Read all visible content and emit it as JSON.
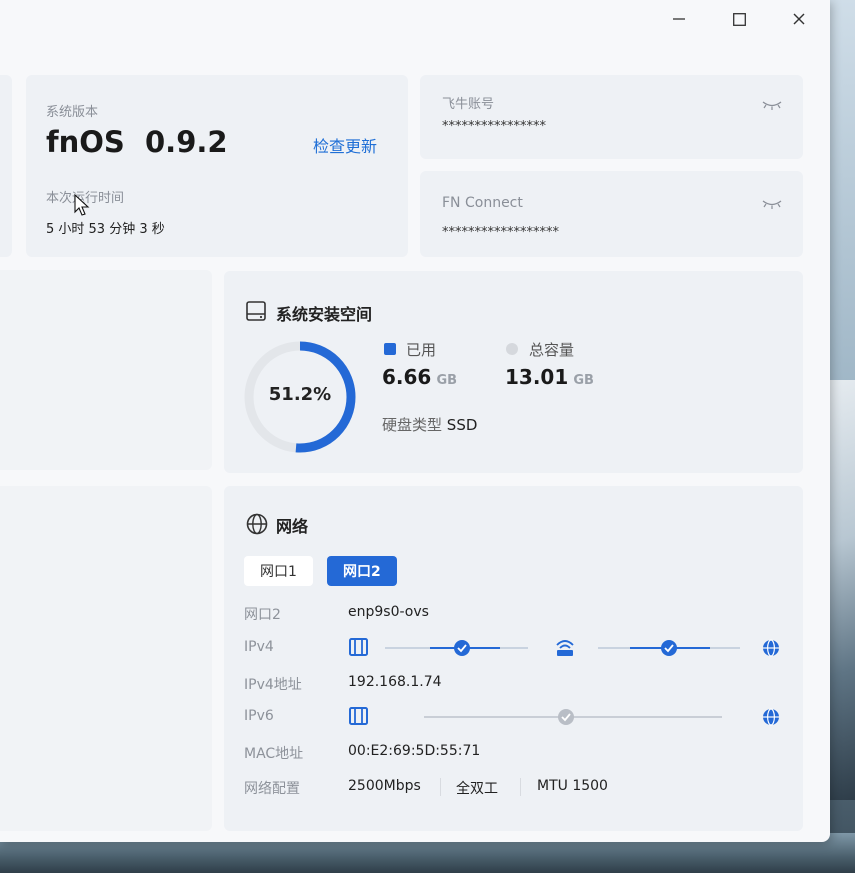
{
  "window": {
    "controls": {
      "minimize": "minimize",
      "maximize": "maximize",
      "close": "close"
    }
  },
  "system": {
    "version_label": "系统版本",
    "version_value": "fnOS  0.9.2",
    "check_update": "检查更新",
    "uptime_label": "本次运行时间",
    "uptime_value": "5 小时 53 分钟 3 秒"
  },
  "account": {
    "label": "飞牛账号",
    "masked_value": "****************"
  },
  "fn_connect": {
    "label": "FN Connect",
    "masked_value": "******************"
  },
  "storage": {
    "title": "系统安装空间",
    "percent_text": "51.2%",
    "percent_value": 51.2,
    "used_label": "已用",
    "used_value": "6.66",
    "used_unit": "GB",
    "total_label": "总容量",
    "total_value": "13.01",
    "total_unit": "GB",
    "disk_type_label": "硬盘类型",
    "disk_type_value": "SSD",
    "colors": {
      "used": "#2469d6",
      "track": "#e3e6ea",
      "total": "#d5d8dd"
    }
  },
  "network": {
    "title": "网络",
    "tabs": [
      {
        "label": "网口1",
        "active": false
      },
      {
        "label": "网口2",
        "active": true
      }
    ],
    "rows": {
      "port_label": "网口2",
      "port_value": "enp9s0-ovs",
      "ipv4_label": "IPv4",
      "ipv4_addr_label": "IPv4地址",
      "ipv4_addr_value": "192.168.1.74",
      "ipv6_label": "IPv6",
      "mac_label": "MAC地址",
      "mac_value": "00:E2:69:5D:55:71",
      "config_label": "网络配置",
      "speed": "2500Mbps",
      "duplex": "全双工",
      "mtu": "MTU 1500"
    },
    "accent": "#2469d6"
  }
}
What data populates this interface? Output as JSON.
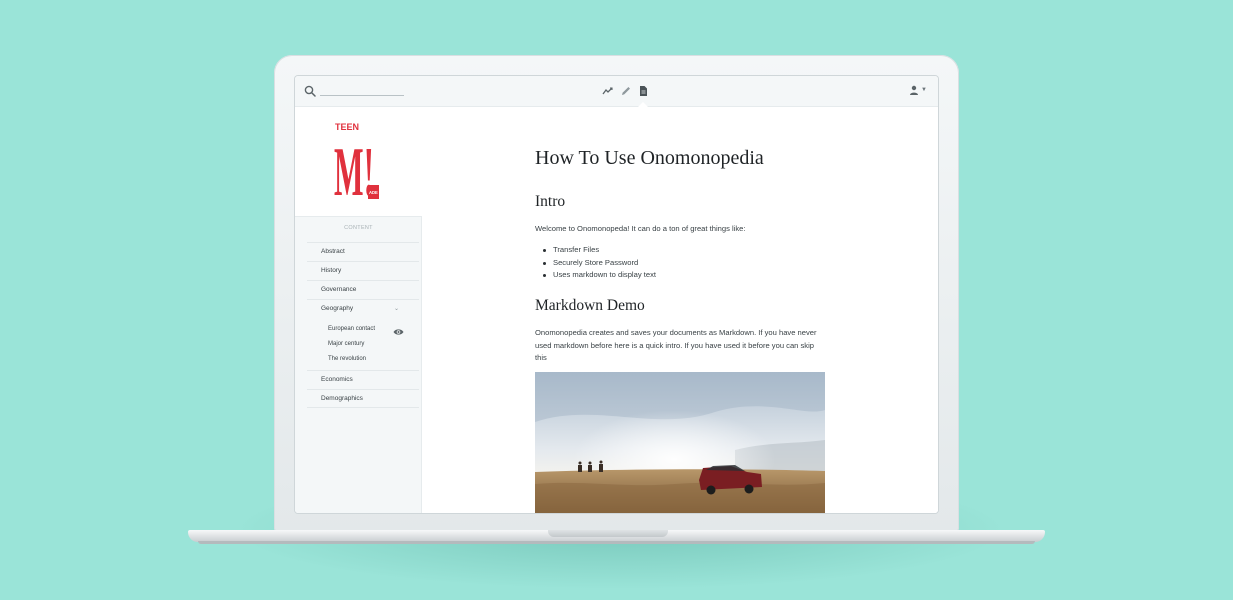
{
  "colors": {
    "background": "#9ae4d8",
    "brand": "#e0313d",
    "text": "#3a4246"
  },
  "toolbar": {
    "search_icon": "search-icon",
    "search_placeholder": "",
    "tools": [
      "chart-icon",
      "pencil-icon",
      "document-icon"
    ],
    "active_tool": "document-icon",
    "user_icon": "user-icon"
  },
  "logo": {
    "top_text": "TEEN",
    "main_text": "M!",
    "side_text": "ADE"
  },
  "sidebar": {
    "section_title": "CONTENT",
    "items": [
      {
        "label": "Abstract"
      },
      {
        "label": "History"
      },
      {
        "label": "Governance"
      },
      {
        "label": "Geography",
        "expanded": true,
        "children": [
          {
            "label": "European contact",
            "viewing": true
          },
          {
            "label": "Major century"
          },
          {
            "label": "The revolution"
          }
        ]
      },
      {
        "label": "Economics"
      },
      {
        "label": "Demographics"
      }
    ]
  },
  "document": {
    "title": "How To Use Onomonopedia",
    "intro_heading": "Intro",
    "intro_text": "Welcome to Onomonopeda! It can do a ton of great things like:",
    "bullets": [
      "Transfer Files",
      "Securely Store Password",
      "Uses markdown to display text"
    ],
    "demo_heading": "Markdown Demo",
    "demo_text": "Onomonopedia creates and saves your documents as Markdown. If you have never used markdown before here is a quick intro. If you have used it before you can skip this"
  }
}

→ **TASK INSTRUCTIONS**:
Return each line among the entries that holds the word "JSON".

→ **SOLUTION FOR THIS EXERCISE**:
Read all visible content and emit it as JSON.
What data populates this interface? Output as JSON.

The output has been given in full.